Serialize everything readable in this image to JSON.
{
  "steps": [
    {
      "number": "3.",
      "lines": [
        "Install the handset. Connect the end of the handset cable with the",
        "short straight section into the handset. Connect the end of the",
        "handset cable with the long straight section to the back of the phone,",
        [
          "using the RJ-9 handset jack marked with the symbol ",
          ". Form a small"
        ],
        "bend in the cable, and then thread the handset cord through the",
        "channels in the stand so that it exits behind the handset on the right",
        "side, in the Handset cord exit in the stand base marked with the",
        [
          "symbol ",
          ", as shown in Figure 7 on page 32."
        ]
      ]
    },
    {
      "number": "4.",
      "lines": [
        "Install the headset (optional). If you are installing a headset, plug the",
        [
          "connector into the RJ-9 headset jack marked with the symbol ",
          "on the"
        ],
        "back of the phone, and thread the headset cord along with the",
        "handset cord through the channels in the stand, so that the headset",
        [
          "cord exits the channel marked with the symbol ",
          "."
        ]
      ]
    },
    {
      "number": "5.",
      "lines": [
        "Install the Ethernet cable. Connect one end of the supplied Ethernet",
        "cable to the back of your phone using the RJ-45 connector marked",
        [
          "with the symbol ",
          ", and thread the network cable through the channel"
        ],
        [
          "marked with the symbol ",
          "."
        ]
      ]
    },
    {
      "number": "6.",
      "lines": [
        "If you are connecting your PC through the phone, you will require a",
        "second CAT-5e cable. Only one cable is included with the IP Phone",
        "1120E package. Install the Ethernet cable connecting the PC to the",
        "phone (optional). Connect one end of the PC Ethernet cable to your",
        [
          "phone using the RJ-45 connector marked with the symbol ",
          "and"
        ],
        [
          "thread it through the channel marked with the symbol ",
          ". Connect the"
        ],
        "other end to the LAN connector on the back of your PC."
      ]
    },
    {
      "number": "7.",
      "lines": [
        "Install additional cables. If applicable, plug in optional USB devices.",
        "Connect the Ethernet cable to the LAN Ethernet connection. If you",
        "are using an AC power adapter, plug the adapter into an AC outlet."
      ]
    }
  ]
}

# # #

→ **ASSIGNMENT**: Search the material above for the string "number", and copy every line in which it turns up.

→ **TASK OUTPUT**:
      "number": "3.",
      "number": "4.",
      "number": "5.",
      "number": "6.",
      "number": "7.",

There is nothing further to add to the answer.